“It’s our responsibility to reject proposals that Muslim Americans should somehow be treated differently. Because when we travel down that road, we lose. That kind of divisiveness, that betrayal of our values plays into the hands of groups like ISIL,” Obama said.
“Muslim Americans are our friends and our neighbors, our co-workers, our sports heroes. And, yes, they are our men and women in uniform who are willing to die in defense of our country. We have to remember that.”

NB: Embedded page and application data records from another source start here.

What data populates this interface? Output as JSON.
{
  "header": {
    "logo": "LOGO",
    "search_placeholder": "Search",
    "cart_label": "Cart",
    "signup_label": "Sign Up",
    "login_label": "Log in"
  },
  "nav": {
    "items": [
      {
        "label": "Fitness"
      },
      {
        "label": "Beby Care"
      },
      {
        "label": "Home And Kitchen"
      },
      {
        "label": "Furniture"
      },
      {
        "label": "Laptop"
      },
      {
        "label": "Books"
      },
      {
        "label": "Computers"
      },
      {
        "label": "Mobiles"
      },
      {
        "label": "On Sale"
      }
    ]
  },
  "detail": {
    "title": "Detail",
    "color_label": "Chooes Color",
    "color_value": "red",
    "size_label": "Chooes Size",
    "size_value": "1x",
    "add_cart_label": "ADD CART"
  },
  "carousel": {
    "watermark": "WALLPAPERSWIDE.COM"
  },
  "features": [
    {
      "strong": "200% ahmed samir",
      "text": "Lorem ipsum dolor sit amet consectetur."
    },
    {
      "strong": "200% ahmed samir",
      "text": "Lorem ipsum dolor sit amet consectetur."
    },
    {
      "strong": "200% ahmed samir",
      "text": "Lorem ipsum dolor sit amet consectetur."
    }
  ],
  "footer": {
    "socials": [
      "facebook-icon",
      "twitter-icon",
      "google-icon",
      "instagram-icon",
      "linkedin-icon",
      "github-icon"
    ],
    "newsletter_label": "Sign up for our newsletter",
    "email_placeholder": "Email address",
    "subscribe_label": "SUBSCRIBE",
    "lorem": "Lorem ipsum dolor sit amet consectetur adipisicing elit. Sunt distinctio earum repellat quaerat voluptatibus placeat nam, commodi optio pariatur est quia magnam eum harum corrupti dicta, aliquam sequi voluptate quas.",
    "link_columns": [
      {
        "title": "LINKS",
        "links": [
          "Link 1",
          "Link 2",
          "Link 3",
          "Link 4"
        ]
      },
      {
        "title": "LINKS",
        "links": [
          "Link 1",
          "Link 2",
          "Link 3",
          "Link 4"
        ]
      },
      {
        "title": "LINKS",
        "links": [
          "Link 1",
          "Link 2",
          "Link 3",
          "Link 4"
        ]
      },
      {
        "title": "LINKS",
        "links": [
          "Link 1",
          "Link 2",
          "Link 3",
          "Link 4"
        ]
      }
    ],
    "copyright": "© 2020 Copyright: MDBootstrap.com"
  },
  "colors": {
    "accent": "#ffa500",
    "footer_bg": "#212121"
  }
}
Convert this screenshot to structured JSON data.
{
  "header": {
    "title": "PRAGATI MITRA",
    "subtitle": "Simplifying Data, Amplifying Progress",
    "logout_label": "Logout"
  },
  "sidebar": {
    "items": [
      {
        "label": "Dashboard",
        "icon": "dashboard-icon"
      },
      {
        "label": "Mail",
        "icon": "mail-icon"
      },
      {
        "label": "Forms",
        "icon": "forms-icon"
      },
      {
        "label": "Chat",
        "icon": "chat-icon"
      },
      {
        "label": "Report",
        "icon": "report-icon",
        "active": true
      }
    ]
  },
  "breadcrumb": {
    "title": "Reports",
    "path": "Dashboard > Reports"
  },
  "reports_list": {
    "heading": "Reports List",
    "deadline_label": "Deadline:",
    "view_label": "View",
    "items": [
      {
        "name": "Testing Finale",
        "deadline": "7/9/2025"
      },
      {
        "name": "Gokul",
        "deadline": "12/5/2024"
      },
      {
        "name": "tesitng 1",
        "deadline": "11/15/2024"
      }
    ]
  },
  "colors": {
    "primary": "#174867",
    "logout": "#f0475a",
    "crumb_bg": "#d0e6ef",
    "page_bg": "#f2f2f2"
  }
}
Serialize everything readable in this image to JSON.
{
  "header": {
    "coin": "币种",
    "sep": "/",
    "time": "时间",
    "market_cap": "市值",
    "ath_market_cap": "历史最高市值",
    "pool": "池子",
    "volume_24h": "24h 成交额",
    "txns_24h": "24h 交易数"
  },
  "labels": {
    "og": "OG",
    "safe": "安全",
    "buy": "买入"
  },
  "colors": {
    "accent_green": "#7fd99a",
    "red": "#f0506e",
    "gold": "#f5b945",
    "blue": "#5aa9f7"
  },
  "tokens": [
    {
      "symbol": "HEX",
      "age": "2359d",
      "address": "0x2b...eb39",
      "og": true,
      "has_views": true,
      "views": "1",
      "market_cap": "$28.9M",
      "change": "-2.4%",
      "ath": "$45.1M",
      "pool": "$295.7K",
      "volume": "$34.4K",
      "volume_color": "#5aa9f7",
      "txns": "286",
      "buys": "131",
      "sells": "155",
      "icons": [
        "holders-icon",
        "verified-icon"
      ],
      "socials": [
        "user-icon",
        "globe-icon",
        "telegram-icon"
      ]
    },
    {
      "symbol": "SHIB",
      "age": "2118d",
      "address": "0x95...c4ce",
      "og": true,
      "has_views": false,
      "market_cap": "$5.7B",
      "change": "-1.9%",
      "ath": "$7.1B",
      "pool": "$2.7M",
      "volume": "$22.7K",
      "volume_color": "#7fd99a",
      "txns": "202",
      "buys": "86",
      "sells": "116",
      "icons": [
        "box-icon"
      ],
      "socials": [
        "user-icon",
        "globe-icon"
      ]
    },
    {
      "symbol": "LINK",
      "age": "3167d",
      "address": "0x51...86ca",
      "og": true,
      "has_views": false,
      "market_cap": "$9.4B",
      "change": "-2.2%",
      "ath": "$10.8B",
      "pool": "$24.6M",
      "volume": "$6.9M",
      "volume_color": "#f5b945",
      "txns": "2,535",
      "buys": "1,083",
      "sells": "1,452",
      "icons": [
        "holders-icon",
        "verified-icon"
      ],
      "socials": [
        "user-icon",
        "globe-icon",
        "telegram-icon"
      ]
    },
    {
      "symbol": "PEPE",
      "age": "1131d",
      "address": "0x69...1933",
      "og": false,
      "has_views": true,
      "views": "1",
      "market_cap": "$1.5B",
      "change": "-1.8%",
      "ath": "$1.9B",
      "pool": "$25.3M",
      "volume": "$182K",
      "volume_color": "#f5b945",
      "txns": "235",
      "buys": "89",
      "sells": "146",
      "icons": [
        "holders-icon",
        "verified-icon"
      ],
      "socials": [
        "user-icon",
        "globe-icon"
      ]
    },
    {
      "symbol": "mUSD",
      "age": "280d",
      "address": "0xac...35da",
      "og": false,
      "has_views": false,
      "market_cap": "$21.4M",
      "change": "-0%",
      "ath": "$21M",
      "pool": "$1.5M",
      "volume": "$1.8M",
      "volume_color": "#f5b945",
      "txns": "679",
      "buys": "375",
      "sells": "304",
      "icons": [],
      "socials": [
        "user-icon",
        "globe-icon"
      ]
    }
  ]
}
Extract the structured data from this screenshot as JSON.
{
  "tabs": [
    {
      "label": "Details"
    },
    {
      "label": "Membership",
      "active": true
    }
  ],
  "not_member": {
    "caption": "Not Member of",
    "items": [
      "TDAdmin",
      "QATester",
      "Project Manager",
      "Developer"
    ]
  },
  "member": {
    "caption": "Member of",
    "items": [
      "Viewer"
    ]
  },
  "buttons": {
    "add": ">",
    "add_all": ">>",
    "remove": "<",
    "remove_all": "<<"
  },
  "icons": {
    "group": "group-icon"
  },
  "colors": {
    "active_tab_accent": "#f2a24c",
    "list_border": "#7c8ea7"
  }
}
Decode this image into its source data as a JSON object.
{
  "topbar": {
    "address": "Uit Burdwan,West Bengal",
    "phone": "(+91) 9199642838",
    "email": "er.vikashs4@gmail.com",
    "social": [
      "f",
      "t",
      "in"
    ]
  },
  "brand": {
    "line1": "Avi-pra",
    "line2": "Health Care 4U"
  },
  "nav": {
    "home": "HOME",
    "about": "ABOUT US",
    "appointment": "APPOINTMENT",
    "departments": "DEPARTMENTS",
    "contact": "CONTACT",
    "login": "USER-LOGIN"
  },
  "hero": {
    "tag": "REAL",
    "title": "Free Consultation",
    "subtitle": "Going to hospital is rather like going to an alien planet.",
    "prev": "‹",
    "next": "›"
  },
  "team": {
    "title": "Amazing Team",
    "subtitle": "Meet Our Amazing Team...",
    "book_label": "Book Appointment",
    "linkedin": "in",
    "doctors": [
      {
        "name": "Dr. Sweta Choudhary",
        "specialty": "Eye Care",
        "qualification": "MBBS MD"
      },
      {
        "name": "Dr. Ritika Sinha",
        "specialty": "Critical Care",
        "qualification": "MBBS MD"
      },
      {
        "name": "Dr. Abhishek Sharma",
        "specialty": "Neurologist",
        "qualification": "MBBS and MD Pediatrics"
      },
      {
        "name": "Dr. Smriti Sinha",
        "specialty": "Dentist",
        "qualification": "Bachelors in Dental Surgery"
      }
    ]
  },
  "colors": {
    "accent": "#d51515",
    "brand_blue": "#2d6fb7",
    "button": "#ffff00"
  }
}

On Monday, White House deputy national security adviser Ben Rhodes called Trump’s comments “totally contrary to our values as Americans,” during a CNN interview, contending the rhetoric plays right into the hands of the Islamic State in Iraq and Syria by “sending a message” that America is at war with Islam.
“Embracing that frame … is going to make it very difficult to partner with Muslim communities here in the United States and around the world to prevent the scourge of radicalization,” he said.
To be sure, some of Trump’s GOP rivals have called to restrict refugees from majority Muslim countries in light of concerns about terror attacks.
Cruz, for instance, proposed a bill to bar refugees from countries with “territory substantially controlled by a foreign terrorist organization” with an exception carved out for those facing genocide. While he doesn’t specifically exempt Christian refugees from those countries, he’s said repeatedly that Christian refugees don’t pose a threat and should be welcomed into America.
Sen. Rand Paul (R-Ky.) proposed a similar bill to bar refugees from countries with “significant jihadist movements.”
But none has gone so far as to call for an outright ban, and the rest of the field wasted no time in lambasting Trump’s plan.
Former Florida Gov. Jeb Bush called Trump “unhinged” in a tweet, arguing that his “ ‘policy’ proposals are not serious.”
Another presidential hopeful, Sen. Lindsey Graham (R-S.C.), tweeted that Trump “has gone from making absurd comments to being downright dangerous with his bombastic rhetoric.”
Liberal Sen. Bernie Sanders (I-Vt.) tweeted, “The U.S. is a strong nation when we stand together. We are weak when we allow racism and xenophobia to divide us.”
Hillary Clinton, who leads all polling in the race for the Democratic nomination, also did not mince words in her rebuke of Trump’s plan.
“This is reprehensible, prejudiced and divisive,” she tweeted. “@RealDonaldTrump, you don’t get it. This makes us less safe.”
Lisa Hagen contributed.
Updated at 9:23 a.m. Tuesday.